A financial asset market is a location where a contractual right to a certain form of wealth is bought and sold. This is usually characterized by the liquid nature of the asset, or how quickly it can be converted to cash, and includes such financial assets as savings and checking accounts, stocks and bonds, and mortgages. One of the unique properties of wealth that is traded on such a market is that it does not necessarily have any direct or linear ties to actual physical value, such as with land, jewelry, or art.
Trading environments for a financial asset market, such as a stock market or bond market, are prone to fluctuate due to a variety of sometimes seemingly unrelated conditions in the marketplace. This results in a periodic trend with financial assets known as price bubbles. The value of assets tends to rise to a level that is beyond what the true value of the security is. When this bubble bursts, the market often sees a sharp decline to the point that the paper value of the asset is underrated.
The act of trading in a financial asset market itself is what fuels the rise and fall of securities, by enhancing or following smaller trends with increasing levels of buying and selling. This creates a sort of feedback loop which exaggerates true market conditions, but which can often be predicted with some degree of reliability using mathematical models in a process known as technical analysis. Estimates of someone's wealth based on his or her investments in the financial asset market is a speculative value that is different from true net worth. It is also commonly used, however, in trading environments to categorize credit risk and the ability of a group or individual to meet debt obligations.

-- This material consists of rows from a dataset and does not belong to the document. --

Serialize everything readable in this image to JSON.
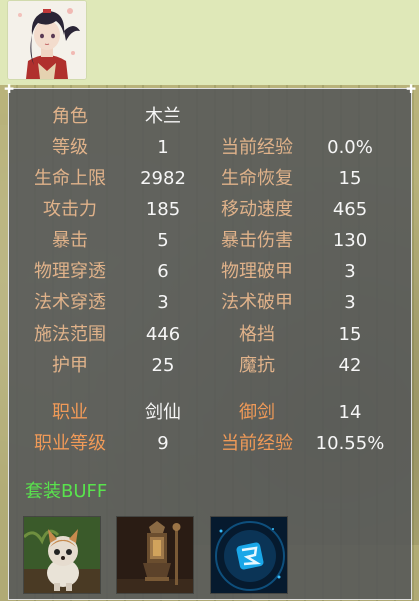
{
  "character": {
    "portrait_icon": "character-portrait-icon"
  },
  "stats": {
    "role_label": "角色",
    "role_value": "木兰",
    "rows": [
      {
        "l1": "等级",
        "v1": "1",
        "l2": "当前经验",
        "v2": "0.0%"
      },
      {
        "l1": "生命上限",
        "v1": "2982",
        "l2": "生命恢复",
        "v2": "15"
      },
      {
        "l1": "攻击力",
        "v1": "185",
        "l2": "移动速度",
        "v2": "465"
      },
      {
        "l1": "暴击",
        "v1": "5",
        "l2": "暴击伤害",
        "v2": "130"
      },
      {
        "l1": "物理穿透",
        "v1": "6",
        "l2": "物理破甲",
        "v2": "3"
      },
      {
        "l1": "法术穿透",
        "v1": "3",
        "l2": "法术破甲",
        "v2": "3"
      },
      {
        "l1": "施法范围",
        "v1": "446",
        "l2": "格挡",
        "v2": "15"
      },
      {
        "l1": "护甲",
        "v1": "25",
        "l2": "魔抗",
        "v2": "42"
      }
    ]
  },
  "job": {
    "rows": [
      {
        "l1": "职业",
        "v1": "剑仙",
        "l2": "御剑",
        "v2": "14"
      },
      {
        "l1": "职业等级",
        "v1": "9",
        "l2": "当前经验",
        "v2": "10.55%"
      }
    ]
  },
  "set_bonus": {
    "title": "套装BUFF",
    "items": [
      {
        "icon": "cat-figurine-icon"
      },
      {
        "icon": "lantern-relic-icon"
      },
      {
        "icon": "rune-tile-icon"
      }
    ]
  },
  "colors": {
    "label": "#e0b28a",
    "job_label": "#f09a58",
    "value": "#f6f6f6",
    "set_title": "#59e34d",
    "panel_bg": "#545658"
  }
}
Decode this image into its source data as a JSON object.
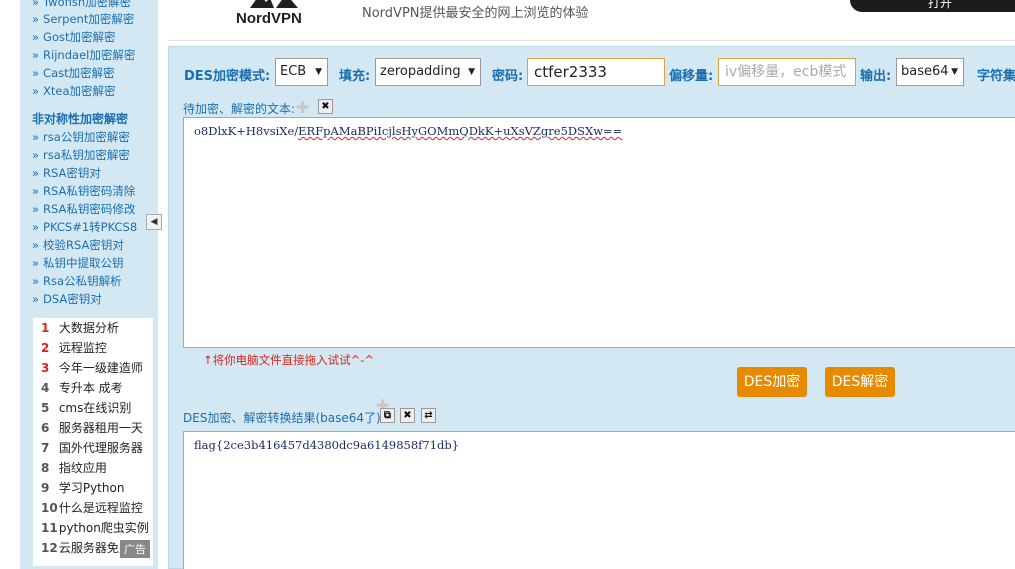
{
  "sidebar": {
    "items_top": [
      {
        "label": "Twofish加密解密"
      },
      {
        "label": "Serpent加密解密"
      },
      {
        "label": "Gost加密解密"
      },
      {
        "label": "Rijndael加密解密"
      },
      {
        "label": "Cast加密解密"
      },
      {
        "label": "Xtea加密解密"
      }
    ],
    "asym_heading": "非对称性加密解密",
    "items_asym": [
      {
        "label": "rsa公钥加密解密"
      },
      {
        "label": "rsa私钥加密解密"
      },
      {
        "label": "RSA密钥对"
      },
      {
        "label": "RSA私钥密码清除"
      },
      {
        "label": "RSA私钥密码修改"
      },
      {
        "label": "PKCS#1转PKCS8"
      },
      {
        "label": "校验RSA密钥对"
      },
      {
        "label": "私钥中提取公钥"
      },
      {
        "label": "Rsa公私钥解析"
      },
      {
        "label": "DSA密钥对"
      }
    ],
    "bullet": "»",
    "collapse_glyph": "◀",
    "rankings": [
      {
        "num": "1",
        "label": "大数据分析",
        "hot": true
      },
      {
        "num": "2",
        "label": "远程监控",
        "hot": true
      },
      {
        "num": "3",
        "label": "今年一级建造师",
        "hot": true
      },
      {
        "num": "4",
        "label": "专升本 成考",
        "hot": false
      },
      {
        "num": "5",
        "label": "cms在线识别",
        "hot": false
      },
      {
        "num": "6",
        "label": "服务器租用一天",
        "hot": false
      },
      {
        "num": "7",
        "label": "国外代理服务器",
        "hot": false
      },
      {
        "num": "8",
        "label": "指纹应用",
        "hot": false
      },
      {
        "num": "9",
        "label": "学习Python",
        "hot": false
      },
      {
        "num": "10",
        "label": "什么是远程监控",
        "hot": false
      },
      {
        "num": "11",
        "label": "python爬虫实例",
        "hot": false
      },
      {
        "num": "12",
        "label": "云服务器免费",
        "hot": false
      }
    ],
    "ad_tag": "广告"
  },
  "header": {
    "logo_text": "NordVPN",
    "tagline": "NordVPN提供最安全的网上浏览的体验",
    "cta_label": "打开"
  },
  "form": {
    "mode_label": "DES加密模式:",
    "mode_value": "ECB",
    "padding_label": "填充:",
    "padding_value": "zeropadding",
    "password_label": "密码:",
    "password_value": "ctfer2333",
    "offset_label": "偏移量:",
    "offset_placeholder": "iv偏移量，ecb模式",
    "output_label": "输出:",
    "output_value": "base64",
    "charset_label": "字符集"
  },
  "input_section": {
    "label": "待加密、解密的文本:",
    "clear_glyph": "✖",
    "text_plain_prefix": "o8DlxK+H8vsiXe/",
    "text_underlined": "ERFpAMaBPiIcjlsHyGOMmQDkK+uXsVZgre5DSXw==",
    "drag_hint": "↑将你电脑文件直接拖入试试^-^"
  },
  "actions": {
    "encrypt_label": "DES加密",
    "decrypt_label": "DES解密"
  },
  "output_section": {
    "label": "DES加密、解密转换结果(base64了):",
    "copy_glyph": "⧉",
    "clear_glyph": "✖",
    "swap_glyph": "⇄",
    "result_text": "flag{2ce3b416457d4380dc9a6149858f71db}"
  },
  "colors": {
    "panel_bg": "#d4e8f3",
    "accent_orange": "#e68a00",
    "link_blue": "#1a6fb0",
    "hot_red": "#d9251d"
  }
}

One of the main downfalls to the financial asset market is that it gives owners of market contracts a claim to actual physical assets that may be disputed if the business in which the assets are based shuts down. When bankruptcy occurs, usually a firm cannot pay off all of its creditors, and those who have financial asset claims are categorized by whose assets are liquidated first. Bond investments are usually considered more secure than stocks due to stronger contractual obligations, and preferred stock is paid off before common stock. The paper value of a financial asset can quickly convert to zero, however, regardless of what type it is, if a severe financial crisis hits the company to which the asset is tied.